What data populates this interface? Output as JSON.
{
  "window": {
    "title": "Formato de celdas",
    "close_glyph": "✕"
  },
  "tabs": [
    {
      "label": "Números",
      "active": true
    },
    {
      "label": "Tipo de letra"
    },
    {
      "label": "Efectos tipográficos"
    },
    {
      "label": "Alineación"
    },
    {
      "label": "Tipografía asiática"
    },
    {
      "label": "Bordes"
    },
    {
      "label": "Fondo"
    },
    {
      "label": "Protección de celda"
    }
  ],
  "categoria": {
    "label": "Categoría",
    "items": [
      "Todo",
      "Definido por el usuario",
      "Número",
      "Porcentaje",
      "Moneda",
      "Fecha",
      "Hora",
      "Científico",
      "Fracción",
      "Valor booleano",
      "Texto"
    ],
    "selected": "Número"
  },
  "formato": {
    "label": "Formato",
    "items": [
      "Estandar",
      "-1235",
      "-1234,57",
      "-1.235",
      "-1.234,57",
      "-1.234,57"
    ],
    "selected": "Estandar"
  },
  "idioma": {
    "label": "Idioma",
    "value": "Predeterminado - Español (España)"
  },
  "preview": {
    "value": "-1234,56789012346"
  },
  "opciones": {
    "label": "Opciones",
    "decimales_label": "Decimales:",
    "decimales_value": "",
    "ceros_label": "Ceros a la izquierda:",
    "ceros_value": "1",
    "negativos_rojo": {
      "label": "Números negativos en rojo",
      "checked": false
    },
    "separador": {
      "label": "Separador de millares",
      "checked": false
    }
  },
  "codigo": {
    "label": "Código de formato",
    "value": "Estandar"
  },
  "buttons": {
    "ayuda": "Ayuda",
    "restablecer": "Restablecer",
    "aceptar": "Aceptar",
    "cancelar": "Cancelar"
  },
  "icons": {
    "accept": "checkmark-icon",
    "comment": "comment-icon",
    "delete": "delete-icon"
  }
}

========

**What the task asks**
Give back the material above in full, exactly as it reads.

**Finished exercise**
What data populates this interface? Output as JSON.
{
  "window": {
    "title": "Formato de celdas",
    "close_glyph": "✕"
  },
  "tabs": [
    {
      "label": "Números",
      "active": true
    },
    {
      "label": "Tipo de letra"
    },
    {
      "label": "Efectos tipográficos"
    },
    {
      "label": "Alineación"
    },
    {
      "label": "Tipografía asiática"
    },
    {
      "label": "Bordes"
    },
    {
      "label": "Fondo"
    },
    {
      "label": "Protección de celda"
    }
  ],
  "categoria": {
    "label": "Categoría",
    "items": [
      "Todo",
      "Definido por el usuario",
      "Número",
      "Porcentaje",
      "Moneda",
      "Fecha",
      "Hora",
      "Científico",
      "Fracción",
      "Valor booleano",
      "Texto"
    ],
    "selected": "Número"
  },
  "formato": {
    "label": "Formato",
    "items": [
      "Estandar",
      "-1235",
      "-1234,57",
      "-1.235",
      "-1.234,57",
      "-1.234,57"
    ],
    "selected": "Estandar"
  },
  "idioma": {
    "label": "Idioma",
    "value": "Predeterminado - Español (España)"
  },
  "preview": {
    "value": "-1234,56789012346"
  },
  "opciones": {
    "label": "Opciones",
    "decimales_label": "Decimales:",
    "decimales_value": "",
    "ceros_label": "Ceros a la izquierda:",
    "ceros_value": "1",
    "negativos_rojo": {
      "label": "Números negativos en rojo",
      "checked": false
    },
    "separador": {
      "label": "Separador de millares",
      "checked": false
    }
  },
  "codigo": {
    "label": "Código de formato",
    "value": "Estandar"
  },
  "buttons": {
    "ayuda": "Ayuda",
    "restablecer": "Restablecer",
    "aceptar": "Aceptar",
    "cancelar": "Cancelar"
  },
  "icons": {
    "accept": "checkmark-icon",
    "comment": "comment-icon",
    "delete": "delete-icon"
  }
}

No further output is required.